  1. He testified to the fact that he has so far made 5 payments of SCR 1,500 in monthly instalments and that he intends to continue paying the Judgment creditor every month.


  1. Under cross-examination by Counsel for the Judgment creditor, he admitted that since after the Judgment was delivered on the 10th February 2022 up to September 2022, he had not made any payment.


  1. He has also admitted when being cross-examined by Counsel for the Judgment creditor that he can pay a higher amount.


  1. Mr. Longobardi produced 2 bank statements at the request of the Court of which the said bank statements certainly shows his salary coming in and his purported monthly expenses as to the sums of money debited from his account


  1. The 2nd Respondent Mrs Felicita Pirozzolo gave evidence on Oath in Court to the fact that she is 59 years old and does not earn a salary since she does not work and she is dependent on her husband, Massimo Longobardi.


  1. When being cross-examined by counsel for the Judgment creditor, she admitted that from 2011 she had an activity namely SeyCake which was a business producing sweets, bonbons and biscuits and that she earned some money in that business but not much.


  1. She further admitted when being cross-examined by Counsel for the Judgment creditor that her husband can probably pay a higher amount to the Judgment creditor.

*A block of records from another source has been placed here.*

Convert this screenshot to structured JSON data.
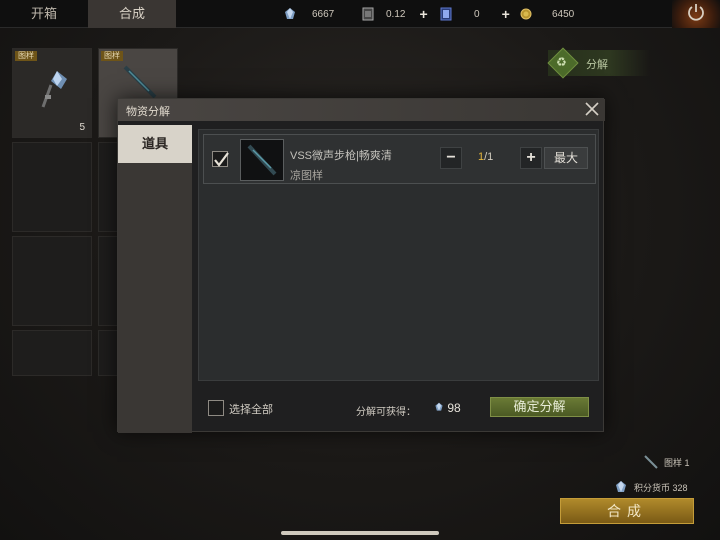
{
  "tabs": [
    {
      "label": "开箱",
      "active": false
    },
    {
      "label": "合成",
      "active": true
    }
  ],
  "resources": {
    "crystal": "6667",
    "card": "0.12",
    "ticket": "0",
    "coin": "6450"
  },
  "inventory": {
    "item1": {
      "tag": "图样",
      "count": "5",
      "icon": "crystal-icon"
    },
    "item2": {
      "tag": "图样",
      "icon": "rifle-icon"
    }
  },
  "decompose_button": {
    "label": "分解",
    "icon": "recycle-icon"
  },
  "modal": {
    "title": "物资分解",
    "side_tab": "道具",
    "item": {
      "name": "VSS微声步枪|畅爽清",
      "subtitle": "凉图样",
      "qty_current": "1",
      "qty_total": "/1",
      "minus": "−",
      "plus": "+",
      "max": "最大",
      "checked": true
    },
    "select_all": "选择全部",
    "gain_label": "分解可获得：",
    "gain_value": "98",
    "confirm": "确定分解"
  },
  "right_info": {
    "pattern_label": "图样 1",
    "points_label": "积分货币 328"
  },
  "craft_button": "合成",
  "colors": {
    "accent_gold": "#b08a2b",
    "confirm_green": "#5a6a2c",
    "qty_highlight": "#e6b73c"
  }
}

  1. On the other hand, the Judgment creditor gave evidence on Oath in Court to the fact that since the date of the judgment he has not been paid anything but admitted under cross-examination that he has not checked whether there is any payment made in Court and that the judgment debtors are able to pay more than what has been proposed.

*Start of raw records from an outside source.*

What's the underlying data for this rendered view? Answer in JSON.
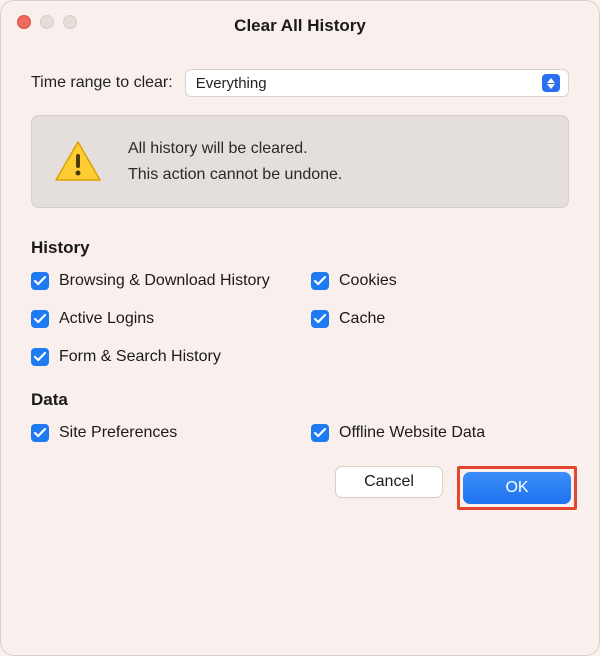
{
  "dialog": {
    "title": "Clear All History",
    "time_range_label": "Time range to clear:",
    "time_range_value": "Everything"
  },
  "warning": {
    "line1": "All history will be cleared.",
    "line2": "This action cannot be undone."
  },
  "sections": {
    "history": {
      "title": "History",
      "items": [
        {
          "label": "Browsing & Download History",
          "checked": true
        },
        {
          "label": "Cookies",
          "checked": true
        },
        {
          "label": "Active Logins",
          "checked": true
        },
        {
          "label": "Cache",
          "checked": true
        },
        {
          "label": "Form & Search History",
          "checked": true
        }
      ]
    },
    "data": {
      "title": "Data",
      "items": [
        {
          "label": "Site Preferences",
          "checked": true
        },
        {
          "label": "Offline Website Data",
          "checked": true
        }
      ]
    }
  },
  "buttons": {
    "cancel": "Cancel",
    "ok": "OK"
  }
}
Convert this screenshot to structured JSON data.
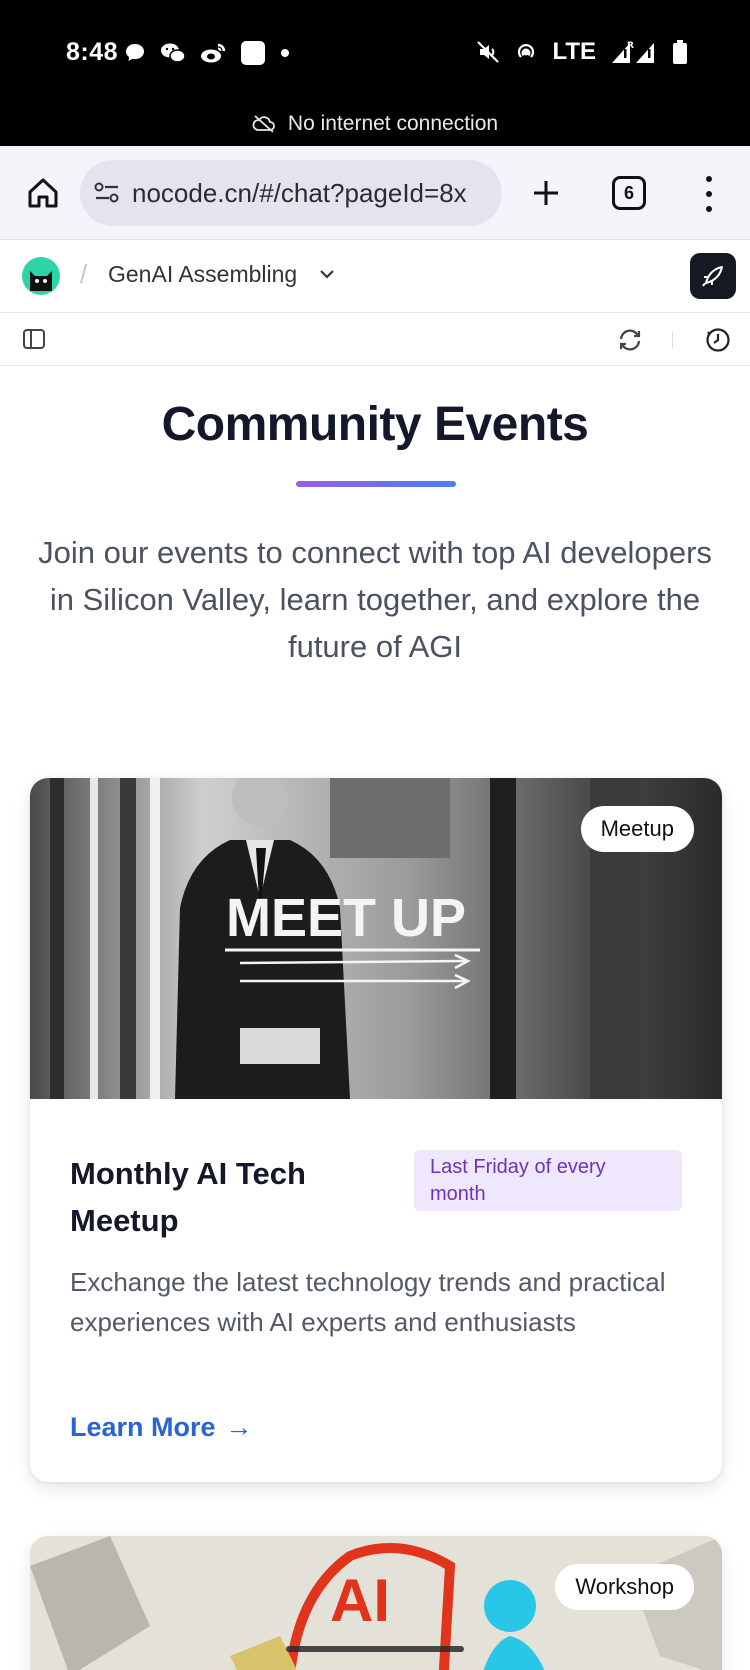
{
  "status_bar": {
    "time": "8:48",
    "network": "LTE",
    "offline_message": "No internet connection",
    "icons": [
      "chat-bubble-icon",
      "wechat-icon",
      "weibo-icon",
      "app-square-icon",
      "dot-icon",
      "mute-icon",
      "hotspot-icon",
      "signal-icon",
      "battery-icon"
    ]
  },
  "browser": {
    "url": "nocode.cn/#/chat?pageId=8x",
    "tab_count": "6"
  },
  "app_header": {
    "separator": "/",
    "project_name": "GenAI Assembling"
  },
  "section": {
    "title": "Community Events",
    "description": "Join our events to connect with top AI developers in Silicon Valley, learn together, and explore the future of AGI"
  },
  "events": [
    {
      "tag": "Meetup",
      "image_text": "MEET UP",
      "title": "Monthly AI Tech Meetup",
      "schedule": "Last Friday of every month",
      "description": "Exchange the latest technology trends and practical experiences with AI experts and enthusiasts",
      "cta": "Learn More",
      "cta_arrow": "→"
    },
    {
      "tag": "Workshop",
      "image_text": "AI"
    }
  ],
  "colors": {
    "accent_blue": "#2a64d4",
    "badge_purple_bg": "#efe7fc",
    "badge_purple_text": "#6b34b8",
    "title_dark": "#15172b"
  }
}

  1. Although both Counsels undertook to file submissions, none of them has filed any written submissions and hence this Court would proceed to determine the matter without submissions of Counsels.



  1. This Court has observed the demeanor of both Respondent, being Judgment debtors in the matter when they gave evidence in Court and find that their demeanor to be wanting.

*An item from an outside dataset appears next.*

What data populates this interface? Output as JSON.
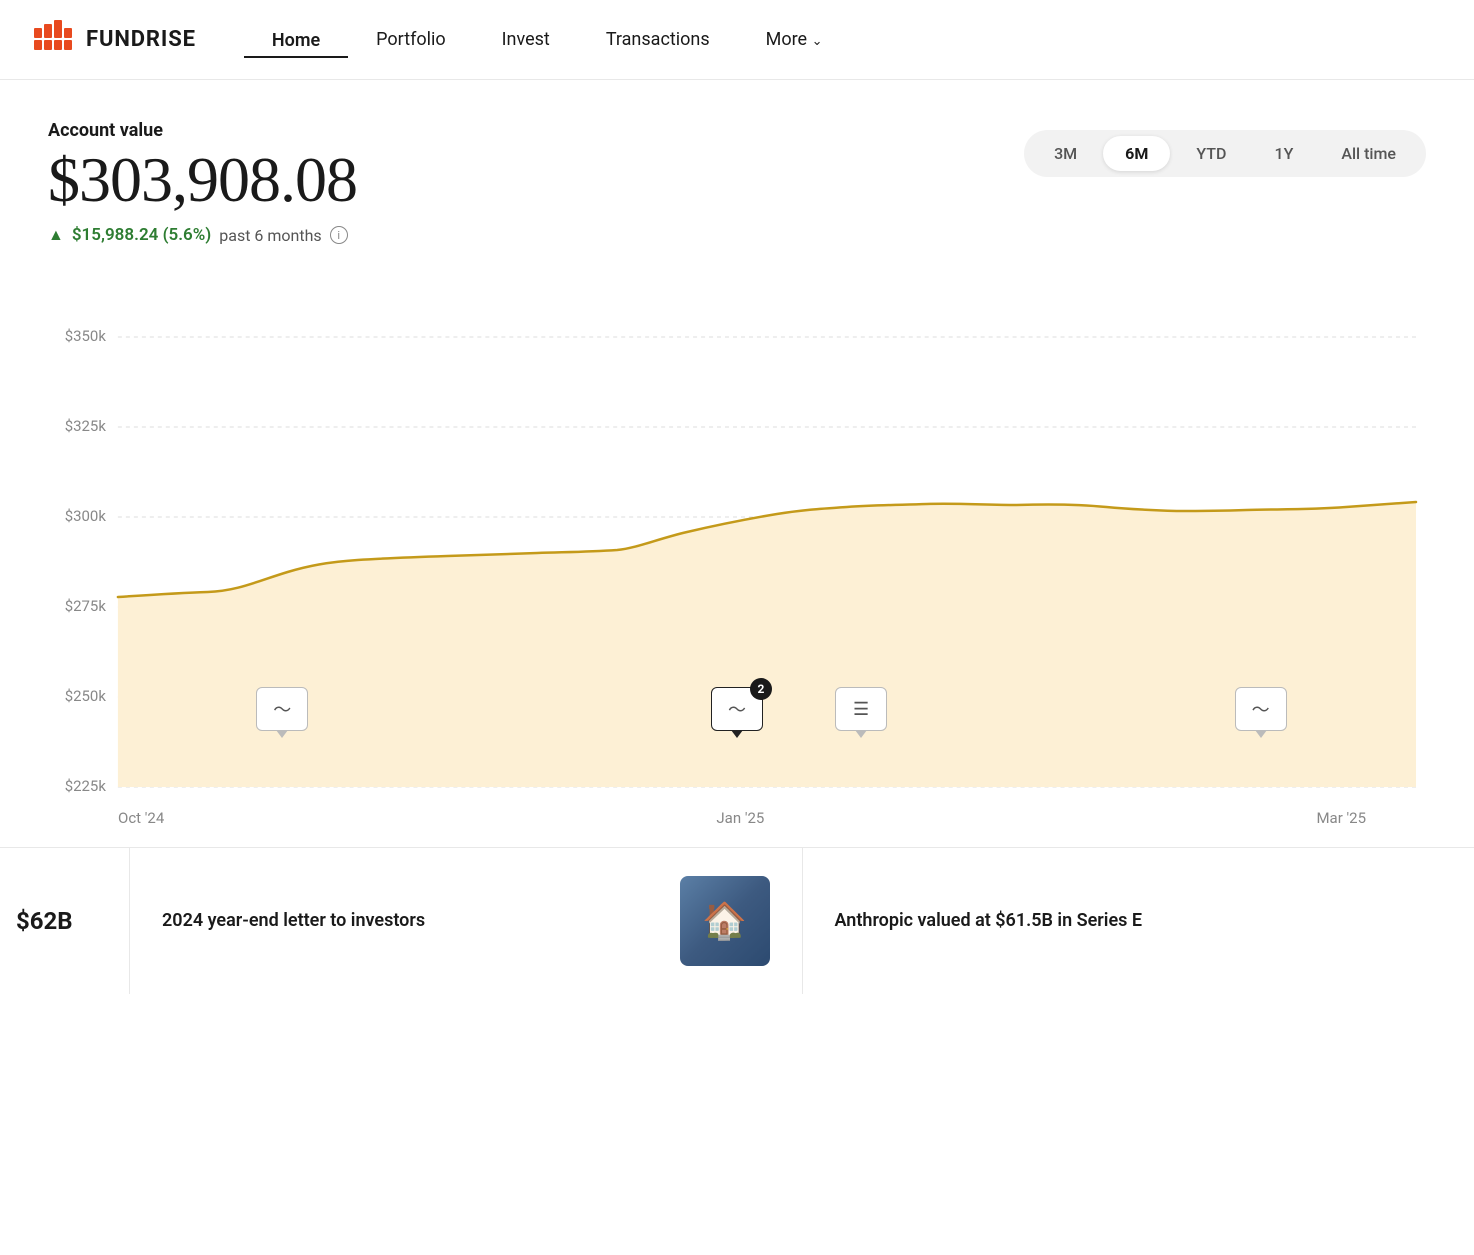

  1.  Furthermore Mr, Massimo Longobardi contradicted himself in Court by stating that he can only pay that amount namely Rs1,500 and under- Cross-examination he admitted he could possibly pay more and the second Respondent, Felcita  Pirozzollo  also admitted to this fact during cross-examination.


  1.  Mr Longobardi gave evidence of his expenses without producing receipts of which I find that the Respondent can forgo their internet, television and telephone expenses. Since they have not produced any receipt as to medical expenses they allege they spend monthly, this Court finds it not proven that their monthly medical expense is in the amount of SCR 3,000.


  1.  I also find it hard to believe that the Respondents are paying 9,000 rupees as rent for housing in view that they are on a GOP. Furthermore, when one examines the two bank statements produced by the 1st respondent in Court upon the request of the Court, this Court finds that the bank statements produced appears to have been tailor made to suit the non-execution of the Judgment debt after the judgment was delivered on the 10th February 2022 in order to give the impression that the Respondents are unable to pay the judgment debt or are able to pay just a small amount in monthly instalments.


  1. For the above reasons, I find that both Respondents were not credible witnesses before the Court and that they have refused or neglected to satisfy the judgment debt or any part of the Judgment debt thereof, when they have or since the date of the judgment has had the means of satisfying the Judgment debt.



  1. As a result of the above, this Court shall make the following Orders;


  1. The Respondents shall jointly pay a minimum amount in the sum of SCR 5,000 in the form of monthly instalments to the Judgment creditor in satisfaction of the Judgment debt of which they shall complete the payment of the full amount of the Judgment debt to the Judgment creditor by the 20th of March 2024.


  1.  In the event of any default of the above orders in paragraph (i) of the Orders of this Court, the Respondents shall be committed to civil imprisonment for a period of time to be determined by this Court.


Signed, dated and delivered at Ile du Port, Mahe on the 20th March 2023.




Esparon J


▲ To the top